Sunday, January 16, 2005

Cohen & Steers into New York, D.C. properties

By Daniel Taub

Bloomberg News/The Seattle Times

Cohen & Steers Realty Shares, the second-best performer among 53 real-estate funds, is gaining from investments in New York City and Washington, D.C., where vacancy rates are the lowest in the U.S.

The cities are "places where supply is constrained and there is job growth," said James Corl, chief investment officer for real-estate securities at Cohen & Steers. "That ... will take rents up most dramatically over the next couple of years."

More than 12 percent of the $1.9 billion Realty Shares fund is invested in Boston Properties, owner of more than three-dozen buildings in Washington, and Vornado Realty Trust of Manhattan.

Realty Shares surged 38 percent last year through Dec. 28 and has gained for 12 of the 13 years since it was founded, according to data compiled by Bloomberg.

Chicago-based research firm Morningstar gives its second-highest rating of four stars to the fund.

Growth may slow

Realty Shares' growth may slow in the coming 12 months following a more than 30 percent advance in shares of real-estate investment trusts last year, Morningstar analyst Dan McNeela said.

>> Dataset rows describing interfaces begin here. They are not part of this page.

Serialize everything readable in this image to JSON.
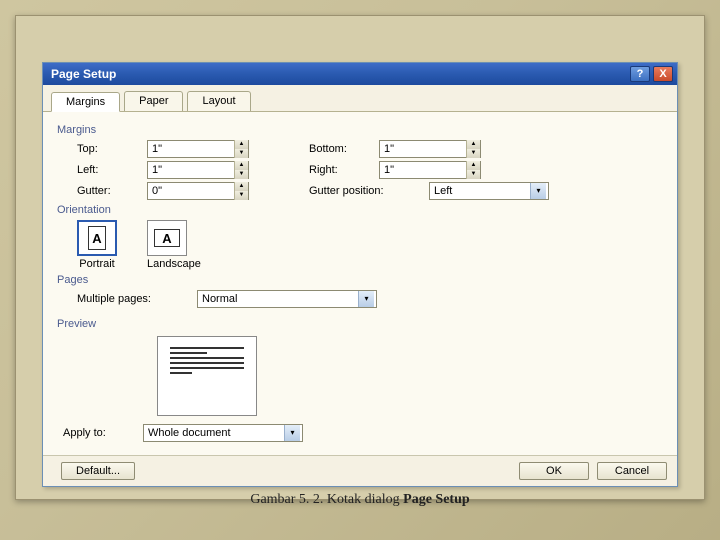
{
  "dialog": {
    "title": "Page Setup",
    "help": "?",
    "close": "X"
  },
  "tabs": {
    "margins": "Margins",
    "paper": "Paper",
    "layout": "Layout"
  },
  "margins": {
    "group": "Margins",
    "top_lbl": "Top:",
    "top_val": "1\"",
    "bottom_lbl": "Bottom:",
    "bottom_val": "1\"",
    "left_lbl": "Left:",
    "left_val": "1\"",
    "right_lbl": "Right:",
    "right_val": "1\"",
    "gutter_lbl": "Gutter:",
    "gutter_val": "0\"",
    "gutter_pos_lbl": "Gutter position:",
    "gutter_pos_val": "Left"
  },
  "orientation": {
    "group": "Orientation",
    "portrait": "Portrait",
    "landscape": "Landscape",
    "letter": "A"
  },
  "pages": {
    "group": "Pages",
    "multi_lbl": "Multiple pages:",
    "multi_val": "Normal"
  },
  "preview": {
    "group": "Preview"
  },
  "apply": {
    "lbl": "Apply to:",
    "val": "Whole document"
  },
  "buttons": {
    "default": "Default...",
    "ok": "OK",
    "cancel": "Cancel"
  },
  "caption": {
    "pre": "Gambar 5. 2. Kotak dialog ",
    "bold": "Page Setup"
  }
}
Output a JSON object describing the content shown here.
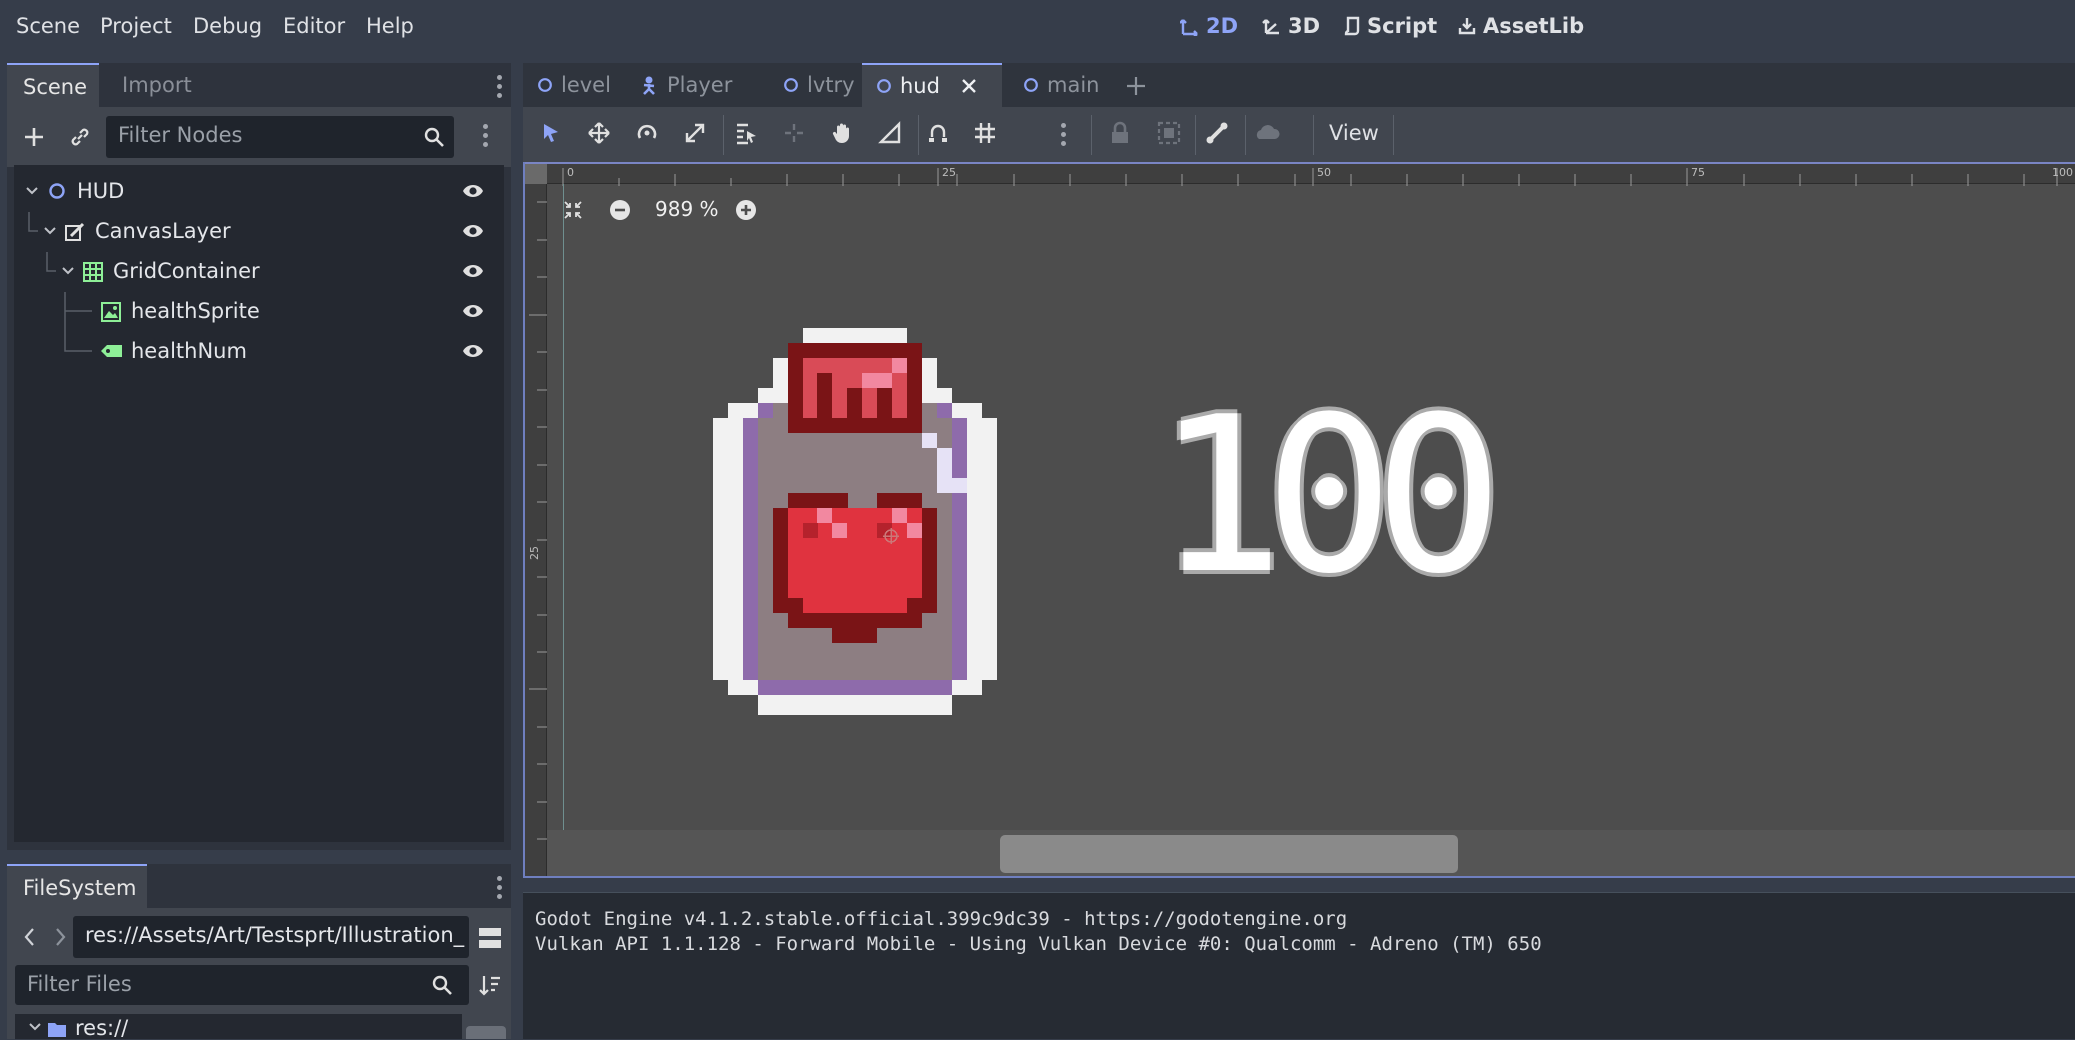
{
  "menu": [
    "Scene",
    "Project",
    "Debug",
    "Editor",
    "Help"
  ],
  "modes": [
    {
      "label": "2D",
      "icon": "2d-icon",
      "active": true
    },
    {
      "label": "3D",
      "icon": "3d-icon",
      "active": false
    },
    {
      "label": "Script",
      "icon": "script-icon",
      "active": false
    },
    {
      "label": "AssetLib",
      "icon": "assetlib-icon",
      "active": false
    }
  ],
  "scene_dock": {
    "tabs": [
      "Scene",
      "Import"
    ],
    "filter_placeholder": "Filter Nodes",
    "tree": [
      {
        "label": "HUD",
        "icon": "node-circle-icon",
        "depth": 0
      },
      {
        "label": "CanvasLayer",
        "icon": "canvas-layer-icon",
        "depth": 1
      },
      {
        "label": "GridContainer",
        "icon": "grid-container-icon",
        "depth": 2
      },
      {
        "label": "healthSprite",
        "icon": "texture-rect-icon",
        "depth": 3
      },
      {
        "label": "healthNum",
        "icon": "label-node-icon",
        "depth": 3
      }
    ]
  },
  "filesystem": {
    "tab": "FileSystem",
    "path": "res://Assets/Art/Testsprt/Illustration_",
    "filter_placeholder": "Filter Files",
    "root_item": "res://"
  },
  "editor_tabs": [
    {
      "label": "level",
      "icon": "node-circle-icon",
      "active": false
    },
    {
      "label": "Player",
      "icon": "character-icon",
      "active": false
    },
    {
      "label": "lvtry",
      "icon": "node-circle-icon",
      "active": false
    },
    {
      "label": "hud",
      "icon": "node-circle-icon",
      "active": true
    },
    {
      "label": "main",
      "icon": "node-circle-icon",
      "active": false
    }
  ],
  "toolbar": {
    "view_label": "View"
  },
  "viewport": {
    "zoom": "989 %",
    "ruler_top": [
      "0",
      "25",
      "50",
      "75",
      "100"
    ],
    "ruler_left": [
      "25"
    ],
    "hud_number": "100"
  },
  "output": [
    "Godot Engine v4.1.2.stable.official.399c9dc39 - https://godotengine.org",
    "Vulkan API 1.1.128 - Forward Mobile - Using Vulkan Device #0: Qualcomm - Adreno (TM) 650"
  ],
  "colors": {
    "accent": "#8ea4f7",
    "node_green": "#8eef97",
    "heart_red": "#e0333f",
    "bottle_purple": "#8e6bab"
  }
}
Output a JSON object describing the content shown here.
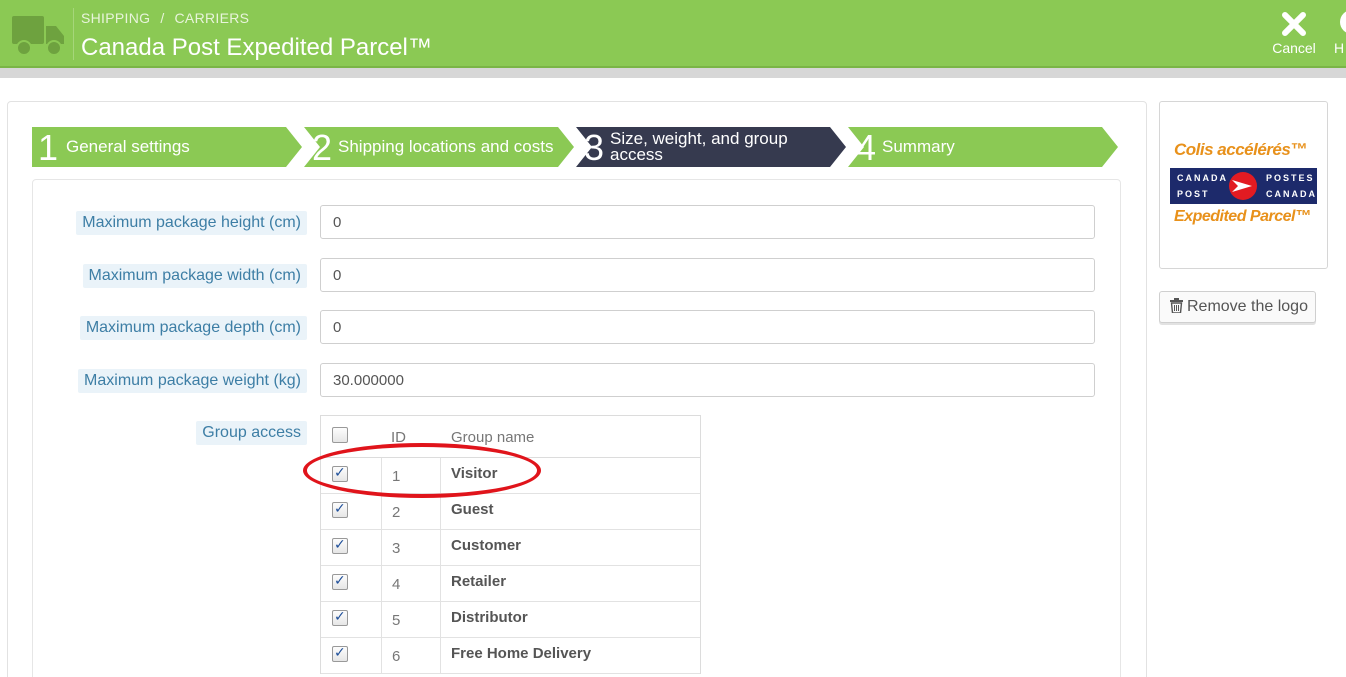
{
  "header": {
    "breadcrumb": [
      "SHIPPING",
      "CARRIERS"
    ],
    "breadcrumb_sep": "/",
    "title": "Canada Post Expedited Parcel™",
    "cancel_label": "Cancel",
    "help_label": "H"
  },
  "steps": [
    {
      "number": "1",
      "label": "General settings",
      "state": "complete"
    },
    {
      "number": "2",
      "label": "Shipping locations and costs",
      "state": "complete"
    },
    {
      "number": "3",
      "label": "Size, weight, and group access",
      "label_line1": "Size, weight, and group",
      "label_line2": "access",
      "state": "current"
    },
    {
      "number": "4",
      "label": "Summary",
      "state": "complete"
    }
  ],
  "form": {
    "max_height": {
      "label": "Maximum package height (cm)",
      "value": "0"
    },
    "max_width": {
      "label": "Maximum package width (cm)",
      "value": "0"
    },
    "max_depth": {
      "label": "Maximum package depth (cm)",
      "value": "0"
    },
    "max_weight": {
      "label": "Maximum package weight (kg)",
      "value": "30.000000"
    },
    "group_access": {
      "label": "Group access",
      "headers": {
        "id": "ID",
        "name": "Group name"
      },
      "select_all_checked": false,
      "rows": [
        {
          "id": "1",
          "name": "Visitor",
          "checked": true
        },
        {
          "id": "2",
          "name": "Guest",
          "checked": true
        },
        {
          "id": "3",
          "name": "Customer",
          "checked": true
        },
        {
          "id": "4",
          "name": "Retailer",
          "checked": true
        },
        {
          "id": "5",
          "name": "Distributor",
          "checked": true
        },
        {
          "id": "6",
          "name": "Free Home Delivery",
          "checked": true
        }
      ]
    }
  },
  "logo": {
    "line_top": "Colis accélérés™",
    "band_left_top": "CANADA",
    "band_left_bottom": "POST",
    "band_right_top": "POSTES",
    "band_right_bottom": "CANADA",
    "line_bottom": "Expedited Parcel™",
    "remove_label": "Remove the logo"
  },
  "colors": {
    "header_green": "#8bc954",
    "step_complete": "#8bc954",
    "step_current": "#363a4f",
    "highlight_ring": "#e0141b"
  }
}
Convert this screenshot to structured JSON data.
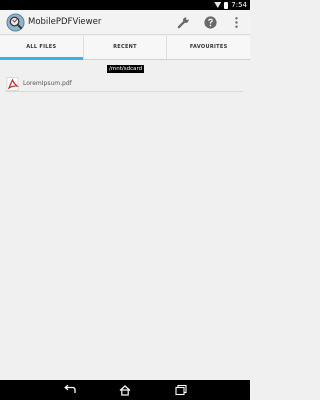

"Real-estate stocks could pull back some just because they've been so strong in recent years," he said. "Investors got a scare in October with the interest-rate rise. That could happen again."

The Federal Reserve increased its benchmark overnight lending rate five times since June 30 to 2.25 percent from 1 percent.

The rate target will reach 3.5 percent by 2006, according to the median forecast of 61 economists recently polled by Bloomberg.


In addition to shares in Boston Properties and Vornado, the other top holding of Cohen & Steers Realty is ProLogis, an owner of 1,940 distribution centers worldwide. The companies meet Corl's expectation that funds from operations, a measure of cash flow used by REITs, will rise by a "double-digit" percentage next year, he said. Their price-to-earnings ratios are lower than that of the benchmark Morgan Stanley Real Estate Investment Trust Index, which has 121 members.

Boston Properties trades at 25.9 times earnings, Vornado at 31.3, and ProLogis at 26.1. The index trades at 41.9, according to Bloomberg data.

Realty Shares is focused on cities where an improving economy and limited space for new development likely will boost occupancies. Cohen & Steers' analysts visit properties owned by firms to understand better the real estate's income potential, Corl said.

Real-estate surge

Vornado has 14.3 million square feet of office space in Manhattan and more than a dozen office properties in the Washington area. Washington's office vacancy rate was 7.5 percent in the third quarter, the lowest in the nation, and Midtown Manhattan's was 11 percent, according to Cushman & Wakefield.

Like other property funds, Cohen & Steers has benefited from the overall rise in REIT shares. Real-estate mutual funds had about $10 billion in net deposits last year, the most of any industry after natural resources, which had about $12 billion in inflows as prices rose to records, according to research firm Strategic Insight.


Property funds proved resilient to the 2000-03 bear market in stocks and last year's interest-rate increases, the first in four years. Realty Shares' third-quarter report said faster economic growth resulted in higher occupancy rates, REIT earnings that have beaten analysts' expectations, and a surge in real-estate values.

REITs must pass on at least 90 percent of their taxable income to shareholders in the form of cash dividends.

The funds date to the 1880s, when investors could avoid double taxation because trusts weren't taxed at the corporate level if income was distributed to beneficiaries. Today there are more than 300 publicly traded REITs, with assets of about $300 billion.

Realty Shares has stakes in 46 companies that also include Simon Property Group, the largest U.S. shopping-mall owner (and the owner of Northgate Mall in Seattle and Tacoma Mall); and Archstone-Smith Trust, which owns interests in more than 240 apartment complexes.


Realty Shares has risen at least 20 percent in six of 13 years and has declined only once, in 1998, when it fell 18 percent. Among peers, the fund this past year trailed in performance only ProFunds Real Estate UltraSector ProFund, according to Bloomberg data.